- The task:
Reproduce only what runs from the line containing "Extract the structured" to the line containing "Parse this screenshot: output" in the records below, inclusive. Keep it exact, and keep the pictures out.

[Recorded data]
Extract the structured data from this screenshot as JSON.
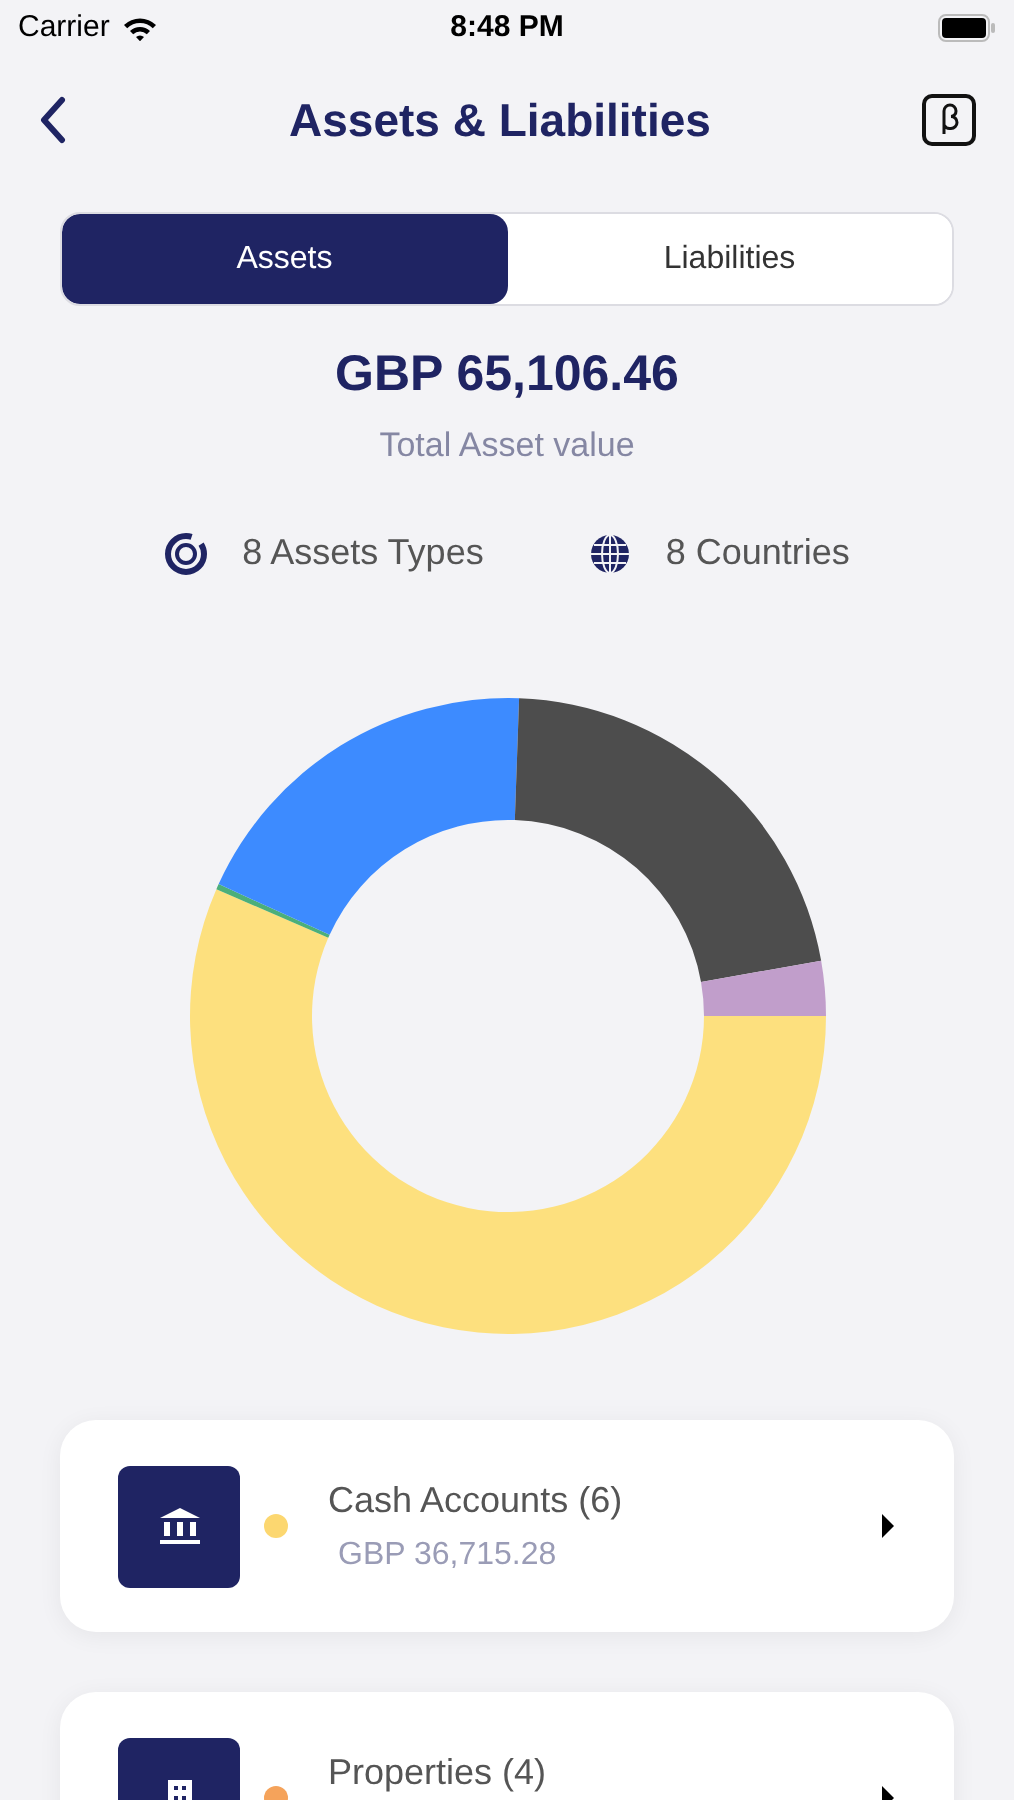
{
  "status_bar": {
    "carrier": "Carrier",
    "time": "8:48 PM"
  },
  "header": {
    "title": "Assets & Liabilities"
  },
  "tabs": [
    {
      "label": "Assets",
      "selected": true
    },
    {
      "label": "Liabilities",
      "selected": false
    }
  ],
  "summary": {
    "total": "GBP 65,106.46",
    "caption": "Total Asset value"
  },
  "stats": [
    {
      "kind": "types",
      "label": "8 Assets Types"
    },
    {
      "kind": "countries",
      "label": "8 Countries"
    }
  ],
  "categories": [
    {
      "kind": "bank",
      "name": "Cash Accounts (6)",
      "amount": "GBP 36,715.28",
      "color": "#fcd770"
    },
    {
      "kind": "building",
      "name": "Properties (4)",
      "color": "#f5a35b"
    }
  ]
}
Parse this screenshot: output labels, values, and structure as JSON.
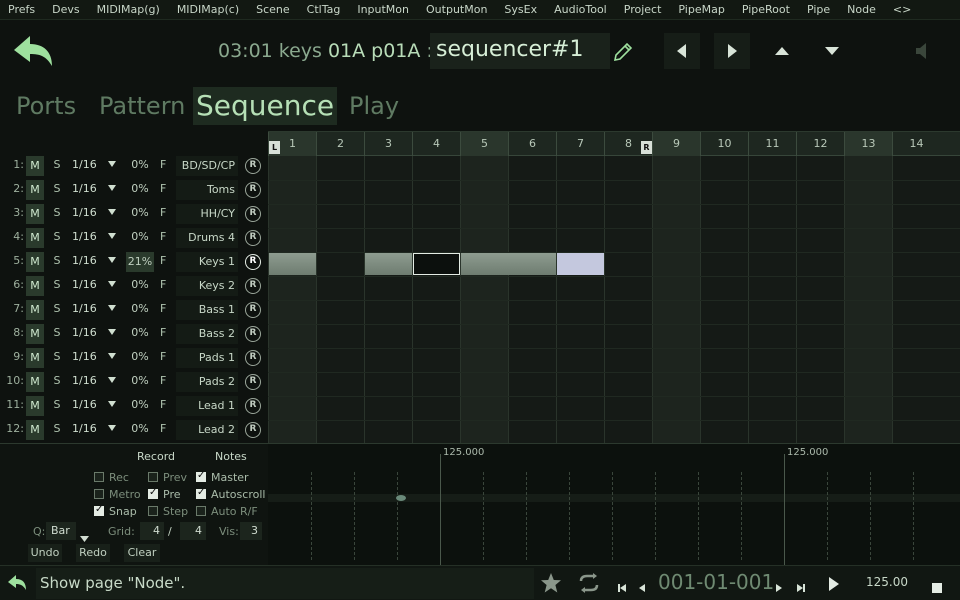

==

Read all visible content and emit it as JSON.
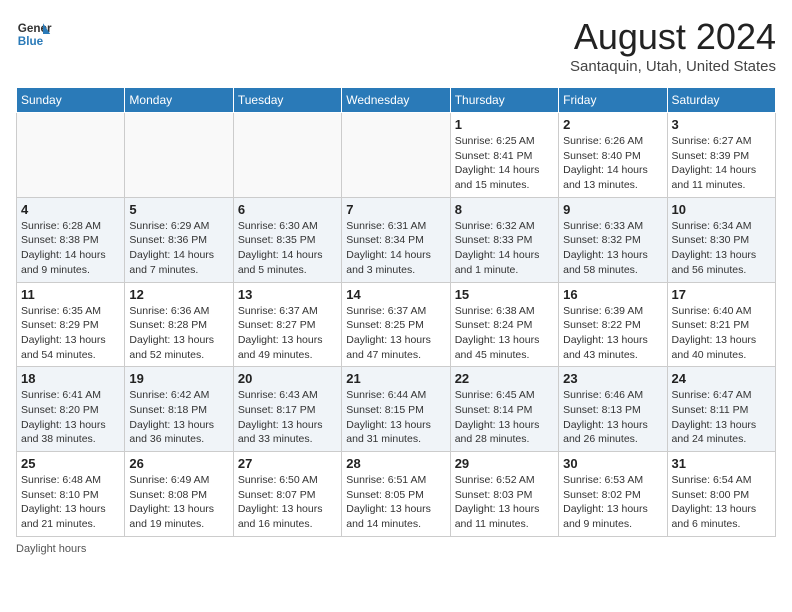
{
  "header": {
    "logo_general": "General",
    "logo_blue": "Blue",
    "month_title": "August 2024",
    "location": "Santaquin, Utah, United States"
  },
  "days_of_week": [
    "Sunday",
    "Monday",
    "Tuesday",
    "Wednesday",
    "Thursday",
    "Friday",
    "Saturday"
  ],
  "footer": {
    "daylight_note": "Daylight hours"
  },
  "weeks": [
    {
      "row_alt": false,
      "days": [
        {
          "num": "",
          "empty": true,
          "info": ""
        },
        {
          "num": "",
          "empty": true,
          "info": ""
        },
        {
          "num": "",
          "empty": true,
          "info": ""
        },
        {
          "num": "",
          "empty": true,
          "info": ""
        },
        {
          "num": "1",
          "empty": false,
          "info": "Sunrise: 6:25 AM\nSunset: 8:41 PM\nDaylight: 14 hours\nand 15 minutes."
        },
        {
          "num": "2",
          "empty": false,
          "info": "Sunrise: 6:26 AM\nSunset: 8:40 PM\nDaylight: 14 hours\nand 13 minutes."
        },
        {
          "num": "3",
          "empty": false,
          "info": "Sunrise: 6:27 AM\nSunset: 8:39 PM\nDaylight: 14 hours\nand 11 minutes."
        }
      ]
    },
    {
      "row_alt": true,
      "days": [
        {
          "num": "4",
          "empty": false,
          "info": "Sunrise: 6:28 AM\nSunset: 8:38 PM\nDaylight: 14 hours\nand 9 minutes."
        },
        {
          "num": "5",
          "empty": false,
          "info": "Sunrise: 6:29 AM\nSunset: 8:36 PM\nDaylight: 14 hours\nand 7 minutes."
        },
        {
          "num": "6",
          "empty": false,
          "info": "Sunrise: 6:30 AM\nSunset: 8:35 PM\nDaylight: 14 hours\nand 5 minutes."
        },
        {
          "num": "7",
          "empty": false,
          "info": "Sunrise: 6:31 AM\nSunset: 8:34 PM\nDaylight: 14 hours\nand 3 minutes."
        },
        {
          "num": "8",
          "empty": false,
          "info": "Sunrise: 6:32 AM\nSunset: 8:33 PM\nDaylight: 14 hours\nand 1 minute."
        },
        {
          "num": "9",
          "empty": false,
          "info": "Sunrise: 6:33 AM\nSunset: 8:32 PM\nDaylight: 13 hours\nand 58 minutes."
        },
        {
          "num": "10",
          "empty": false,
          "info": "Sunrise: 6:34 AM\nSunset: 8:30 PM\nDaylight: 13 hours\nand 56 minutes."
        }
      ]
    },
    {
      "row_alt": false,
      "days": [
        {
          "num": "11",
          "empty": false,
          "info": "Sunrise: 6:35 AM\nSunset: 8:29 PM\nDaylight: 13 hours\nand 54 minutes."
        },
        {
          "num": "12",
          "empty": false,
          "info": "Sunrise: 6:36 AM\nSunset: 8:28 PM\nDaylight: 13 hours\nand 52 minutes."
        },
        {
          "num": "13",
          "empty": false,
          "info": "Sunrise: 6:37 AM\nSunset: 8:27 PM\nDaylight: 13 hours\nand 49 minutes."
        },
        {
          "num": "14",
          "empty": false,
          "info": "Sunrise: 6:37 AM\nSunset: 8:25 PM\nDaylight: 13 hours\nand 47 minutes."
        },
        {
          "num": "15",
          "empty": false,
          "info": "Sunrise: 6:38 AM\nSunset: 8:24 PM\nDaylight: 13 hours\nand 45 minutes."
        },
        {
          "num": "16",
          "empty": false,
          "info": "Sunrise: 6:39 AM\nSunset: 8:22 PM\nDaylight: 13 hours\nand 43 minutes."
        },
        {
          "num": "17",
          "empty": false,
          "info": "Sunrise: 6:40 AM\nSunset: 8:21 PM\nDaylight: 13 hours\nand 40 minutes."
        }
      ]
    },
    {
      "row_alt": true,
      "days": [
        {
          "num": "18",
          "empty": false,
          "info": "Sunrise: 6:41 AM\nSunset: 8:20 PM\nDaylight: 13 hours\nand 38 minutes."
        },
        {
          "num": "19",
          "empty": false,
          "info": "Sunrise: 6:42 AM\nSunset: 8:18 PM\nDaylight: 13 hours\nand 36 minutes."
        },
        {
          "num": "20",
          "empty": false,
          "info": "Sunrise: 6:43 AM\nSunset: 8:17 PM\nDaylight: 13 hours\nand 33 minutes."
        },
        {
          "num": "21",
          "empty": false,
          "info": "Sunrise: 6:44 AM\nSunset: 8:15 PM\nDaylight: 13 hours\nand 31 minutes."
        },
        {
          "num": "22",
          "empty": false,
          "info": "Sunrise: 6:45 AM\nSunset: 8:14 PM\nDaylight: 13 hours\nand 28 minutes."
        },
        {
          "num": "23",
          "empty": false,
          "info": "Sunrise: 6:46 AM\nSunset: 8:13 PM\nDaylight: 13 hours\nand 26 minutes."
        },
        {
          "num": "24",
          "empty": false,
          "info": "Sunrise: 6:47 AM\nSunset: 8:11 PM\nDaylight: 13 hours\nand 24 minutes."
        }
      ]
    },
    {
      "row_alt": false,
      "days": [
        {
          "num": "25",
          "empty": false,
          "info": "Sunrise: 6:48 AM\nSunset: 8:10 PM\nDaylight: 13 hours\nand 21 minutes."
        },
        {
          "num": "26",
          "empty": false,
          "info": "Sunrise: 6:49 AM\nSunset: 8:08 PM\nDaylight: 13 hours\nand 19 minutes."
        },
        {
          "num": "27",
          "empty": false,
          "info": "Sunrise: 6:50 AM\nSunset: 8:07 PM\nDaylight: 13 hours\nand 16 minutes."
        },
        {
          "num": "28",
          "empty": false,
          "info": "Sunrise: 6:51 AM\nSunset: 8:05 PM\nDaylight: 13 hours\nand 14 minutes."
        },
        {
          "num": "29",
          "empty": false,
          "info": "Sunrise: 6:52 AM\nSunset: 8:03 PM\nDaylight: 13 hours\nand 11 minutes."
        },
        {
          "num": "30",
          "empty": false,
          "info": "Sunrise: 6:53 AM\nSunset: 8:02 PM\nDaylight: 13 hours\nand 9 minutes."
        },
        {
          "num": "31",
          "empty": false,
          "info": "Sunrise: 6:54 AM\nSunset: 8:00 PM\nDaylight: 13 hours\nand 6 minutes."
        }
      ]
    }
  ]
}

- Response to the task:
Extract the structured data from this screenshot as JSON.
{
  "status_bar": {
    "carrier": "Carrier",
    "time": "8:48 PM"
  },
  "header": {
    "title": "Assets & Liabilities"
  },
  "tabs": [
    {
      "label": "Assets",
      "selected": true
    },
    {
      "label": "Liabilities",
      "selected": false
    }
  ],
  "summary": {
    "total": "GBP 65,106.46",
    "caption": "Total Asset value"
  },
  "stats": [
    {
      "kind": "types",
      "label": "8 Assets Types"
    },
    {
      "kind": "countries",
      "label": "8 Countries"
    }
  ],
  "categories": [
    {
      "kind": "bank",
      "name": "Cash Accounts (6)",
      "amount": "GBP 36,715.28",
      "color": "#fcd770"
    },
    {
      "kind": "building",
      "name": "Properties (4)",
      "color": "#f5a35b"
    }
  ]
}
Parse this screenshot: output labels, values, and structure as JSON.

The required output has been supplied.